◆ **Exercise objective**:
Output all of the material exactly; leave out no line.

□ □ □ □ □ □ □

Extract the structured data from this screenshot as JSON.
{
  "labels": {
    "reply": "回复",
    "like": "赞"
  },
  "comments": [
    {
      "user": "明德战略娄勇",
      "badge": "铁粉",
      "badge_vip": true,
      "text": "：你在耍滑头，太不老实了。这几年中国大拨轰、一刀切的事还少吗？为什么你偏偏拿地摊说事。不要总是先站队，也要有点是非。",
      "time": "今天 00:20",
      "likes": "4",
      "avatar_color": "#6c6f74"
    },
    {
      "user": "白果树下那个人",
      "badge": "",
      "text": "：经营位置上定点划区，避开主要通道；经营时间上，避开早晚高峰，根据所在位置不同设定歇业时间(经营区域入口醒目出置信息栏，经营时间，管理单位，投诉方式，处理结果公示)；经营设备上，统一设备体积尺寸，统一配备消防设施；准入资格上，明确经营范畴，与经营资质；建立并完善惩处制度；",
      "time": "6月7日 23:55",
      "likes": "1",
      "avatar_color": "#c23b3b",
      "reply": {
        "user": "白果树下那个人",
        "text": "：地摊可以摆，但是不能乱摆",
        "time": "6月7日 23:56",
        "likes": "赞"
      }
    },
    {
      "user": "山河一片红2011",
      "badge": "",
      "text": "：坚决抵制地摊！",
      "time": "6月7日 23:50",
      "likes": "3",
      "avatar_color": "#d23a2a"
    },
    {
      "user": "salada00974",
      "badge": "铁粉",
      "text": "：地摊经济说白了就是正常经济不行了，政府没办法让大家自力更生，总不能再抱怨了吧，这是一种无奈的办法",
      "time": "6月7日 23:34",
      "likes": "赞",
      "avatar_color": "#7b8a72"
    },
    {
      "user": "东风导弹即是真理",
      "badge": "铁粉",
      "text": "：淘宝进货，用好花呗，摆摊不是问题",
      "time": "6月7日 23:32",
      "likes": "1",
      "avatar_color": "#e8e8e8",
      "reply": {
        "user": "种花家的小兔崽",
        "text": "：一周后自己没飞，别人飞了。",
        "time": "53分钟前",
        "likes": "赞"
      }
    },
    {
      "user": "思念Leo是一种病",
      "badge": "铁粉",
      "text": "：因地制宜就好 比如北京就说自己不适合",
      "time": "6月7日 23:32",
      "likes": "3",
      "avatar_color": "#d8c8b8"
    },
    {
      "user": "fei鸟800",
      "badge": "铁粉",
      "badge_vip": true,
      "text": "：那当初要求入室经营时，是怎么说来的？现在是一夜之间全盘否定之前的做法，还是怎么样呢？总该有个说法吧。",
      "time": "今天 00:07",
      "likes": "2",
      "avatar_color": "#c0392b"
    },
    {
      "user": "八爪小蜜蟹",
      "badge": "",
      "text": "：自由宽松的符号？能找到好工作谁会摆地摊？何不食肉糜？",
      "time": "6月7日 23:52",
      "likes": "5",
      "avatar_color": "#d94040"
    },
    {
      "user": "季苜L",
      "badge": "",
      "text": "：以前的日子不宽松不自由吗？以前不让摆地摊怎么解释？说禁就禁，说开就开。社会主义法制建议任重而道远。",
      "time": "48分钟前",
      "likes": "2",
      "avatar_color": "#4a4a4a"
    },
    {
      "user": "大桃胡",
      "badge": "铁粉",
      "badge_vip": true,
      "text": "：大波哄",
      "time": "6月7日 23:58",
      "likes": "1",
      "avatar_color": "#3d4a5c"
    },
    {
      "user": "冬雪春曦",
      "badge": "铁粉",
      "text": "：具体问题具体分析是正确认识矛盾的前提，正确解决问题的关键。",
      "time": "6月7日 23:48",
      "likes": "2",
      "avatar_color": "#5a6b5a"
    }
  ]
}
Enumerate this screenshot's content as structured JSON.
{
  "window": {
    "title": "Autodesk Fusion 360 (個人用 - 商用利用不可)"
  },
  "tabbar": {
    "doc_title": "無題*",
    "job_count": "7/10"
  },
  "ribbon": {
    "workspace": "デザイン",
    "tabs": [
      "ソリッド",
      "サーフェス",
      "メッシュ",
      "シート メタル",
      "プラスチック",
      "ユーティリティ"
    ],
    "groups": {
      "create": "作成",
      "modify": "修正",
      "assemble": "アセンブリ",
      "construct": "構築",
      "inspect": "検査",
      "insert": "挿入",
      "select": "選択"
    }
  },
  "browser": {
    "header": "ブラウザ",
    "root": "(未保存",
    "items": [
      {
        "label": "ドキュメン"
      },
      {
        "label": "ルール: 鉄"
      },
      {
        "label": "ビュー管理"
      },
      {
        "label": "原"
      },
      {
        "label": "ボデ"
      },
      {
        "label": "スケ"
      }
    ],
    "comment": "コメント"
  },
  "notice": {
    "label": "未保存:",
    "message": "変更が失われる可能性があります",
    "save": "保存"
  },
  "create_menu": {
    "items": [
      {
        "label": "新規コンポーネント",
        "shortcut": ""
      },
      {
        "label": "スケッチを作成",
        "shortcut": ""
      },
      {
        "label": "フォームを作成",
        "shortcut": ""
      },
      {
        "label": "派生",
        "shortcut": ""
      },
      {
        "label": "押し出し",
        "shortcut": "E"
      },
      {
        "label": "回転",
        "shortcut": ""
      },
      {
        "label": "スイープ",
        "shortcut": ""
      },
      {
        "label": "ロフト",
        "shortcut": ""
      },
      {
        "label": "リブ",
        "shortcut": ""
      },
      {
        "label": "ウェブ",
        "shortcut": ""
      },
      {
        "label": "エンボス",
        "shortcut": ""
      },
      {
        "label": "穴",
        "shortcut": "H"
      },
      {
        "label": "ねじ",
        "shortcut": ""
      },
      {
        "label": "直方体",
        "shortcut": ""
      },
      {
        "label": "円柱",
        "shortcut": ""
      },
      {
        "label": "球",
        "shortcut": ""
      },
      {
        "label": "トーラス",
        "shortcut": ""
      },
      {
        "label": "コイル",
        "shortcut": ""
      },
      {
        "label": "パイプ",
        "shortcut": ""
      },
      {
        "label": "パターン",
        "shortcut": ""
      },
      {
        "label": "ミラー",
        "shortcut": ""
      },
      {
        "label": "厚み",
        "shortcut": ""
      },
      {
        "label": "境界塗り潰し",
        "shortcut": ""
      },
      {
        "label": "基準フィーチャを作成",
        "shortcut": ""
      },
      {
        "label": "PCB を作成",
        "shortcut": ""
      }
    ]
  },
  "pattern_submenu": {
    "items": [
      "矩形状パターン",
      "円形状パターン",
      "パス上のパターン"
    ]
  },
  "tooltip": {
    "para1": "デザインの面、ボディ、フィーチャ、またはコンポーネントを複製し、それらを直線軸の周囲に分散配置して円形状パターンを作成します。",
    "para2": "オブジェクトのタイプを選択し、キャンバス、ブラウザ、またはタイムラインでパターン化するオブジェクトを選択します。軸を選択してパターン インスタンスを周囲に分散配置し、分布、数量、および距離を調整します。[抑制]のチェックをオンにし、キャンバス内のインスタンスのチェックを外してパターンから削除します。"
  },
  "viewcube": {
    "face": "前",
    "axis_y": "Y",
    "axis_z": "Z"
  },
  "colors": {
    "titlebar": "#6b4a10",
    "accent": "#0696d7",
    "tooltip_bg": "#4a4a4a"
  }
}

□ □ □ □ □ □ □

◆ **Solution to this exercise**:
Extract the structured data from this screenshot as JSON.
{
  "labels": {
    "reply": "回复",
    "like": "赞"
  },
  "comments": [
    {
      "user": "明德战略娄勇",
      "badge": "铁粉",
      "badge_vip": true,
      "text": "：你在耍滑头，太不老实了。这几年中国大拨轰、一刀切的事还少吗？为什么你偏偏拿地摊说事。不要总是先站队，也要有点是非。",
      "time": "今天 00:20",
      "likes": "4",
      "avatar_color": "#6c6f74"
    },
    {
      "user": "白果树下那个人",
      "badge": "",
      "text": "：经营位置上定点划区，避开主要通道；经营时间上，避开早晚高峰，根据所在位置不同设定歇业时间(经营区域入口醒目出置信息栏，经营时间，管理单位，投诉方式，处理结果公示)；经营设备上，统一设备体积尺寸，统一配备消防设施；准入资格上，明确经营范畴，与经营资质；建立并完善惩处制度；",
      "time": "6月7日 23:55",
      "likes": "1",
      "avatar_color": "#c23b3b",
      "reply": {
        "user": "白果树下那个人",
        "text": "：地摊可以摆，但是不能乱摆",
        "time": "6月7日 23:56",
        "likes": "赞"
      }
    },
    {
      "user": "山河一片红2011",
      "badge": "",
      "text": "：坚决抵制地摊！",
      "time": "6月7日 23:50",
      "likes": "3",
      "avatar_color": "#d23a2a"
    },
    {
      "user": "salada00974",
      "badge": "铁粉",
      "text": "：地摊经济说白了就是正常经济不行了，政府没办法让大家自力更生，总不能再抱怨了吧，这是一种无奈的办法",
      "time": "6月7日 23:34",
      "likes": "赞",
      "avatar_color": "#7b8a72"
    },
    {
      "user": "东风导弹即是真理",
      "badge": "铁粉",
      "text": "：淘宝进货，用好花呗，摆摊不是问题",
      "time": "6月7日 23:32",
      "likes": "1",
      "avatar_color": "#e8e8e8",
      "reply": {
        "user": "种花家的小兔崽",
        "text": "：一周后自己没飞，别人飞了。",
        "time": "53分钟前",
        "likes": "赞"
      }
    },
    {
      "user": "思念Leo是一种病",
      "badge": "铁粉",
      "text": "：因地制宜就好 比如北京就说自己不适合",
      "time": "6月7日 23:32",
      "likes": "3",
      "avatar_color": "#d8c8b8"
    },
    {
      "user": "fei鸟800",
      "badge": "铁粉",
      "badge_vip": true,
      "text": "：那当初要求入室经营时，是怎么说来的？现在是一夜之间全盘否定之前的做法，还是怎么样呢？总该有个说法吧。",
      "time": "今天 00:07",
      "likes": "2",
      "avatar_color": "#c0392b"
    },
    {
      "user": "八爪小蜜蟹",
      "badge": "",
      "text": "：自由宽松的符号？能找到好工作谁会摆地摊？何不食肉糜？",
      "time": "6月7日 23:52",
      "likes": "5",
      "avatar_color": "#d94040"
    },
    {
      "user": "季苜L",
      "badge": "",
      "text": "：以前的日子不宽松不自由吗？以前不让摆地摊怎么解释？说禁就禁，说开就开。社会主义法制建议任重而道远。",
      "time": "48分钟前",
      "likes": "2",
      "avatar_color": "#4a4a4a"
    },
    {
      "user": "大桃胡",
      "badge": "铁粉",
      "badge_vip": true,
      "text": "：大波哄",
      "time": "6月7日 23:58",
      "likes": "1",
      "avatar_color": "#3d4a5c"
    },
    {
      "user": "冬雪春曦",
      "badge": "铁粉",
      "text": "：具体问题具体分析是正确认识矛盾的前提，正确解决问题的关键。",
      "time": "6月7日 23:48",
      "likes": "2",
      "avatar_color": "#5a6b5a"
    }
  ]
}
Enumerate this screenshot's content as structured JSON.
{
  "window": {
    "title": "Autodesk Fusion 360 (個人用 - 商用利用不可)"
  },
  "tabbar": {
    "doc_title": "無題*",
    "job_count": "7/10"
  },
  "ribbon": {
    "workspace": "デザイン",
    "tabs": [
      "ソリッド",
      "サーフェス",
      "メッシュ",
      "シート メタル",
      "プラスチック",
      "ユーティリティ"
    ],
    "groups": {
      "create": "作成",
      "modify": "修正",
      "assemble": "アセンブリ",
      "construct": "構築",
      "inspect": "検査",
      "insert": "挿入",
      "select": "選択"
    }
  },
  "browser": {
    "header": "ブラウザ",
    "root": "(未保存",
    "items": [
      {
        "label": "ドキュメン"
      },
      {
        "label": "ルール: 鉄"
      },
      {
        "label": "ビュー管理"
      },
      {
        "label": "原"
      },
      {
        "label": "ボデ"
      },
      {
        "label": "スケ"
      }
    ],
    "comment": "コメント"
  },
  "notice": {
    "label": "未保存:",
    "message": "変更が失われる可能性があります",
    "save": "保存"
  },
  "create_menu": {
    "items": [
      {
        "label": "新規コンポーネント",
        "shortcut": ""
      },
      {
        "label": "スケッチを作成",
        "shortcut": ""
      },
      {
        "label": "フォームを作成",
        "shortcut": ""
      },
      {
        "label": "派生",
        "shortcut": ""
      },
      {
        "label": "押し出し",
        "shortcut": "E"
      },
      {
        "label": "回転",
        "shortcut": ""
      },
      {
        "label": "スイープ",
        "shortcut": ""
      },
      {
        "label": "ロフト",
        "shortcut": ""
      },
      {
        "label": "リブ",
        "shortcut": ""
      },
      {
        "label": "ウェブ",
        "shortcut": ""
      },
      {
        "label": "エンボス",
        "shortcut": ""
      },
      {
        "label": "穴",
        "shortcut": "H"
      },
      {
        "label": "ねじ",
        "shortcut": ""
      },
      {
        "label": "直方体",
        "shortcut": ""
      },
      {
        "label": "円柱",
        "shortcut": ""
      },
      {
        "label": "球",
        "shortcut": ""
      },
      {
        "label": "トーラス",
        "shortcut": ""
      },
      {
        "label": "コイル",
        "shortcut": ""
      },
      {
        "label": "パイプ",
        "shortcut": ""
      },
      {
        "label": "パターン",
        "shortcut": ""
      },
      {
        "label": "ミラー",
        "shortcut": ""
      },
      {
        "label": "厚み",
        "shortcut": ""
      },
      {
        "label": "境界塗り潰し",
        "shortcut": ""
      },
      {
        "label": "基準フィーチャを作成",
        "shortcut": ""
      },
      {
        "label": "PCB を作成",
        "shortcut": ""
      }
    ]
  },
  "pattern_submenu": {
    "items": [
      "矩形状パターン",
      "円形状パターン",
      "パス上のパターン"
    ]
  },
  "tooltip": {
    "para1": "デザインの面、ボディ、フィーチャ、またはコンポーネントを複製し、それらを直線軸の周囲に分散配置して円形状パターンを作成します。",
    "para2": "オブジェクトのタイプを選択し、キャンバス、ブラウザ、またはタイムラインでパターン化するオブジェクトを選択します。軸を選択してパターン インスタンスを周囲に分散配置し、分布、数量、および距離を調整します。[抑制]のチェックをオンにし、キャンバス内のインスタンスのチェックを外してパターンから削除します。"
  },
  "viewcube": {
    "face": "前",
    "axis_y": "Y",
    "axis_z": "Z"
  },
  "colors": {
    "titlebar": "#6b4a10",
    "accent": "#0696d7",
    "tooltip_bg": "#4a4a4a"
  }
}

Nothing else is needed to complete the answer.